┌─ Entries provided

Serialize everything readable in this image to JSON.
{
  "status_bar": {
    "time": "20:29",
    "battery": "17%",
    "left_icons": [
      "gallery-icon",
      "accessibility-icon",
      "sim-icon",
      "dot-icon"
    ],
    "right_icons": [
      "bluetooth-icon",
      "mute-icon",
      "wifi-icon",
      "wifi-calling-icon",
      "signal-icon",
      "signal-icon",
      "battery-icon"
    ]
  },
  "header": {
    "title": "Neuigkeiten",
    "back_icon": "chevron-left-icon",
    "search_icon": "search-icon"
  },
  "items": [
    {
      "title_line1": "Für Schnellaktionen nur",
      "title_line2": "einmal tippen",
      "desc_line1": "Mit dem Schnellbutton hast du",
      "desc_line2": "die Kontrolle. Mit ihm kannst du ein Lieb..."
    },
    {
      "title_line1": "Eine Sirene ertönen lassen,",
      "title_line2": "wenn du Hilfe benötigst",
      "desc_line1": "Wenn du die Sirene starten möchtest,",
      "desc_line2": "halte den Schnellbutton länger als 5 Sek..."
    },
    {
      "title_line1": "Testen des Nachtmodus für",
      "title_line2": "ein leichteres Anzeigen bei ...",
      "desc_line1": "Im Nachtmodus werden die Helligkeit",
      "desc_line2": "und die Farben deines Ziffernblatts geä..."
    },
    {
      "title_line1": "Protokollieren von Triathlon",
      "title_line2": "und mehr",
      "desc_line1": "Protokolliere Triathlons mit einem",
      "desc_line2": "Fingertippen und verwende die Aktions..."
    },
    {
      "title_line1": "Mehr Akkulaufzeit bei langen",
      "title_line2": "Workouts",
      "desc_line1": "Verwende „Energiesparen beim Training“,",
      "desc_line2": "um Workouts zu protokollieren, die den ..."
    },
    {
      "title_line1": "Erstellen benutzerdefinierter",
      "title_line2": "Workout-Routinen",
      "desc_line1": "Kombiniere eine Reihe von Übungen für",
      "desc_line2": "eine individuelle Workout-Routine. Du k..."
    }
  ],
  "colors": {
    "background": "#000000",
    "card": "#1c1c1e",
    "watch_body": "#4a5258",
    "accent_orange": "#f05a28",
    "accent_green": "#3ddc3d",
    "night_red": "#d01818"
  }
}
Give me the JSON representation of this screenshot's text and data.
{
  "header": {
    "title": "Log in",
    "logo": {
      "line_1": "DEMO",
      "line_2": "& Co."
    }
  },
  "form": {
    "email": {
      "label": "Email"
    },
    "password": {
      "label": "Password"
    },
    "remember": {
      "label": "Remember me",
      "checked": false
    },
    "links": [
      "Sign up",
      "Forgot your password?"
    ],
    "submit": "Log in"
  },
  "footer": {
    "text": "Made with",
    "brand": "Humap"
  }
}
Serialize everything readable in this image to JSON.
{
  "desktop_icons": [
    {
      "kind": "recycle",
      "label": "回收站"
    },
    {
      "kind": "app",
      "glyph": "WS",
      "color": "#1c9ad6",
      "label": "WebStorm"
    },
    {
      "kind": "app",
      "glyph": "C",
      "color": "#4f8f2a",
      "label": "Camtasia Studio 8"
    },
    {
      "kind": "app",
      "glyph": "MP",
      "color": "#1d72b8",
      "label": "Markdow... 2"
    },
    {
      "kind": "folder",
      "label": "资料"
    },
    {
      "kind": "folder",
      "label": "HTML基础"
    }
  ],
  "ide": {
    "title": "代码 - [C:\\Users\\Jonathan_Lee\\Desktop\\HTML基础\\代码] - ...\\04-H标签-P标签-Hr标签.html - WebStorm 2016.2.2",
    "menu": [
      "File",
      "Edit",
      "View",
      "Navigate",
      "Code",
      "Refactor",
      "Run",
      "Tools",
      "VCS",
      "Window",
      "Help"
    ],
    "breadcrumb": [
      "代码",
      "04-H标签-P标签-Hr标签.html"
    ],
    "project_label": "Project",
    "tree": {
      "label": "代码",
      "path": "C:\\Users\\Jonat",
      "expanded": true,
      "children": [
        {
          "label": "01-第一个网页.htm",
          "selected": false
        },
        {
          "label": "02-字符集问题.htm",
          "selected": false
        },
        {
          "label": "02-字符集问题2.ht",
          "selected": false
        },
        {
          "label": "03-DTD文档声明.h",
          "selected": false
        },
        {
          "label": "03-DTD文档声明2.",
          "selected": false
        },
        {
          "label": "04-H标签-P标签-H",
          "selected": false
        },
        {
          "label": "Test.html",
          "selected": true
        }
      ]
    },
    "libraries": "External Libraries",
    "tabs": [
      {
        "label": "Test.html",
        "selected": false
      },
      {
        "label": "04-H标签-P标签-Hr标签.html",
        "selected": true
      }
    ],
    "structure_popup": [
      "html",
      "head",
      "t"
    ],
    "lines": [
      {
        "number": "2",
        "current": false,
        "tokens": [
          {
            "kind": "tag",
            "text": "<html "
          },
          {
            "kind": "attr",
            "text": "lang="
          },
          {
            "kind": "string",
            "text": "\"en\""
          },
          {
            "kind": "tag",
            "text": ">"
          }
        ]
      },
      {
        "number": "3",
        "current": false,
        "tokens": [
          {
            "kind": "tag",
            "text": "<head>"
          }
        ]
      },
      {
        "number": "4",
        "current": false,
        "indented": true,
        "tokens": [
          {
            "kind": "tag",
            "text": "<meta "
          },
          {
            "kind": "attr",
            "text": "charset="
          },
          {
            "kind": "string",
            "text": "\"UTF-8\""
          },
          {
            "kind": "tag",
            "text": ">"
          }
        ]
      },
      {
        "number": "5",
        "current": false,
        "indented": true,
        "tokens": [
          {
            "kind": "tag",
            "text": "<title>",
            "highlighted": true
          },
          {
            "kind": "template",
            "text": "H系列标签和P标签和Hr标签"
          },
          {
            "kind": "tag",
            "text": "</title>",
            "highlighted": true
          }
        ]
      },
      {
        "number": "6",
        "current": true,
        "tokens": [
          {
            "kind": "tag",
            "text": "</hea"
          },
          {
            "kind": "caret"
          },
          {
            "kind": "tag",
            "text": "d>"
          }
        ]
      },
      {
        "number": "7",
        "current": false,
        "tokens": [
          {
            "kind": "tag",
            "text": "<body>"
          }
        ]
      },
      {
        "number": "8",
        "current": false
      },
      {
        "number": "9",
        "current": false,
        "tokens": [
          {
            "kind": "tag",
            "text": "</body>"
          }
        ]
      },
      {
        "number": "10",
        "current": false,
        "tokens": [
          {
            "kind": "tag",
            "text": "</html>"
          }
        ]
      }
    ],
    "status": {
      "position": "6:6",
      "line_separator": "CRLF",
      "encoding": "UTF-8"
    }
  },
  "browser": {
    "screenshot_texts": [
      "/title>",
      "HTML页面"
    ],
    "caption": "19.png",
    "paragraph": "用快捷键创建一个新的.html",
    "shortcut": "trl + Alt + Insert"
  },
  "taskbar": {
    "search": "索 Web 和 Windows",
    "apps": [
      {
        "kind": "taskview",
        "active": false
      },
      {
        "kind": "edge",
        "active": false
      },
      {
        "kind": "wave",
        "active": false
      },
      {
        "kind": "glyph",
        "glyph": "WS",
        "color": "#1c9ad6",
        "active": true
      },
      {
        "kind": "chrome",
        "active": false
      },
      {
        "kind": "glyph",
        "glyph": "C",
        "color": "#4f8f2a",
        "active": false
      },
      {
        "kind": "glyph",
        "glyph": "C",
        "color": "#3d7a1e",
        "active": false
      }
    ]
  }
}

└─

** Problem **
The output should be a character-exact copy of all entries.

** Solved problem **
Serialize everything readable in this image to JSON.
{
  "status_bar": {
    "time": "20:29",
    "battery": "17%",
    "left_icons": [
      "gallery-icon",
      "accessibility-icon",
      "sim-icon",
      "dot-icon"
    ],
    "right_icons": [
      "bluetooth-icon",
      "mute-icon",
      "wifi-icon",
      "wifi-calling-icon",
      "signal-icon",
      "signal-icon",
      "battery-icon"
    ]
  },
  "header": {
    "title": "Neuigkeiten",
    "back_icon": "chevron-left-icon",
    "search_icon": "search-icon"
  },
  "items": [
    {
      "title_line1": "Für Schnellaktionen nur",
      "title_line2": "einmal tippen",
      "desc_line1": "Mit dem Schnellbutton hast du",
      "desc_line2": "die Kontrolle. Mit ihm kannst du ein Lieb..."
    },
    {
      "title_line1": "Eine Sirene ertönen lassen,",
      "title_line2": "wenn du Hilfe benötigst",
      "desc_line1": "Wenn du die Sirene starten möchtest,",
      "desc_line2": "halte den Schnellbutton länger als 5 Sek..."
    },
    {
      "title_line1": "Testen des Nachtmodus für",
      "title_line2": "ein leichteres Anzeigen bei ...",
      "desc_line1": "Im Nachtmodus werden die Helligkeit",
      "desc_line2": "und die Farben deines Ziffernblatts geä..."
    },
    {
      "title_line1": "Protokollieren von Triathlon",
      "title_line2": "und mehr",
      "desc_line1": "Protokolliere Triathlons mit einem",
      "desc_line2": "Fingertippen und verwende die Aktions..."
    },
    {
      "title_line1": "Mehr Akkulaufzeit bei langen",
      "title_line2": "Workouts",
      "desc_line1": "Verwende „Energiesparen beim Training“,",
      "desc_line2": "um Workouts zu protokollieren, die den ..."
    },
    {
      "title_line1": "Erstellen benutzerdefinierter",
      "title_line2": "Workout-Routinen",
      "desc_line1": "Kombiniere eine Reihe von Übungen für",
      "desc_line2": "eine individuelle Workout-Routine. Du k..."
    }
  ],
  "colors": {
    "background": "#000000",
    "card": "#1c1c1e",
    "watch_body": "#4a5258",
    "accent_orange": "#f05a28",
    "accent_green": "#3ddc3d",
    "night_red": "#d01818"
  }
}
Give me the JSON representation of this screenshot's text and data.
{
  "header": {
    "title": "Log in",
    "logo": {
      "line_1": "DEMO",
      "line_2": "& Co."
    }
  },
  "form": {
    "email": {
      "label": "Email"
    },
    "password": {
      "label": "Password"
    },
    "remember": {
      "label": "Remember me",
      "checked": false
    },
    "links": [
      "Sign up",
      "Forgot your password?"
    ],
    "submit": "Log in"
  },
  "footer": {
    "text": "Made with",
    "brand": "Humap"
  }
}
Serialize everything readable in this image to JSON.
{
  "desktop_icons": [
    {
      "kind": "recycle",
      "label": "回收站"
    },
    {
      "kind": "app",
      "glyph": "WS",
      "color": "#1c9ad6",
      "label": "WebStorm"
    },
    {
      "kind": "app",
      "glyph": "C",
      "color": "#4f8f2a",
      "label": "Camtasia Studio 8"
    },
    {
      "kind": "app",
      "glyph": "MP",
      "color": "#1d72b8",
      "label": "Markdow... 2"
    },
    {
      "kind": "folder",
      "label": "资料"
    },
    {
      "kind": "folder",
      "label": "HTML基础"
    }
  ],
  "ide": {
    "title": "代码 - [C:\\Users\\Jonathan_Lee\\Desktop\\HTML基础\\代码] - ...\\04-H标签-P标签-Hr标签.html - WebStorm 2016.2.2",
    "menu": [
      "File",
      "Edit",
      "View",
      "Navigate",
      "Code",
      "Refactor",
      "Run",
      "Tools",
      "VCS",
      "Window",
      "Help"
    ],
    "breadcrumb": [
      "代码",
      "04-H标签-P标签-Hr标签.html"
    ],
    "project_label": "Project",
    "tree": {
      "label": "代码",
      "path": "C:\\Users\\Jonat",
      "expanded": true,
      "children": [
        {
          "label": "01-第一个网页.htm",
          "selected": false
        },
        {
          "label": "02-字符集问题.htm",
          "selected": false
        },
        {
          "label": "02-字符集问题2.ht",
          "selected": false
        },
        {
          "label": "03-DTD文档声明.h",
          "selected": false
        },
        {
          "label": "03-DTD文档声明2.",
          "selected": false
        },
        {
          "label": "04-H标签-P标签-H",
          "selected": false
        },
        {
          "label": "Test.html",
          "selected": true
        }
      ]
    },
    "libraries": "External Libraries",
    "tabs": [
      {
        "label": "Test.html",
        "selected": false
      },
      {
        "label": "04-H标签-P标签-Hr标签.html",
        "selected": true
      }
    ],
    "structure_popup": [
      "html",
      "head",
      "t"
    ],
    "lines": [
      {
        "number": "2",
        "current": false,
        "tokens": [
          {
            "kind": "tag",
            "text": "<html "
          },
          {
            "kind": "attr",
            "text": "lang="
          },
          {
            "kind": "string",
            "text": "\"en\""
          },
          {
            "kind": "tag",
            "text": ">"
          }
        ]
      },
      {
        "number": "3",
        "current": false,
        "tokens": [
          {
            "kind": "tag",
            "text": "<head>"
          }
        ]
      },
      {
        "number": "4",
        "current": false,
        "indented": true,
        "tokens": [
          {
            "kind": "tag",
            "text": "<meta "
          },
          {
            "kind": "attr",
            "text": "charset="
          },
          {
            "kind": "string",
            "text": "\"UTF-8\""
          },
          {
            "kind": "tag",
            "text": ">"
          }
        ]
      },
      {
        "number": "5",
        "current": false,
        "indented": true,
        "tokens": [
          {
            "kind": "tag",
            "text": "<title>",
            "highlighted": true
          },
          {
            "kind": "template",
            "text": "H系列标签和P标签和Hr标签"
          },
          {
            "kind": "tag",
            "text": "</title>",
            "highlighted": true
          }
        ]
      },
      {
        "number": "6",
        "current": true,
        "tokens": [
          {
            "kind": "tag",
            "text": "</hea"
          },
          {
            "kind": "caret"
          },
          {
            "kind": "tag",
            "text": "d>"
          }
        ]
      },
      {
        "number": "7",
        "current": false,
        "tokens": [
          {
            "kind": "tag",
            "text": "<body>"
          }
        ]
      },
      {
        "number": "8",
        "current": false
      },
      {
        "number": "9",
        "current": false,
        "tokens": [
          {
            "kind": "tag",
            "text": "</body>"
          }
        ]
      },
      {
        "number": "10",
        "current": false,
        "tokens": [
          {
            "kind": "tag",
            "text": "</html>"
          }
        ]
      }
    ],
    "status": {
      "position": "6:6",
      "line_separator": "CRLF",
      "encoding": "UTF-8"
    }
  },
  "browser": {
    "screenshot_texts": [
      "/title>",
      "HTML页面"
    ],
    "caption": "19.png",
    "paragraph": "用快捷键创建一个新的.html",
    "shortcut": "trl + Alt + Insert"
  },
  "taskbar": {
    "search": "索 Web 和 Windows",
    "apps": [
      {
        "kind": "taskview",
        "active": false
      },
      {
        "kind": "edge",
        "active": false
      },
      {
        "kind": "wave",
        "active": false
      },
      {
        "kind": "glyph",
        "glyph": "WS",
        "color": "#1c9ad6",
        "active": true
      },
      {
        "kind": "chrome",
        "active": false
      },
      {
        "kind": "glyph",
        "glyph": "C",
        "color": "#4f8f2a",
        "active": false
      },
      {
        "kind": "glyph",
        "glyph": "C",
        "color": "#3d7a1e",
        "active": false
      }
    ]
  }
}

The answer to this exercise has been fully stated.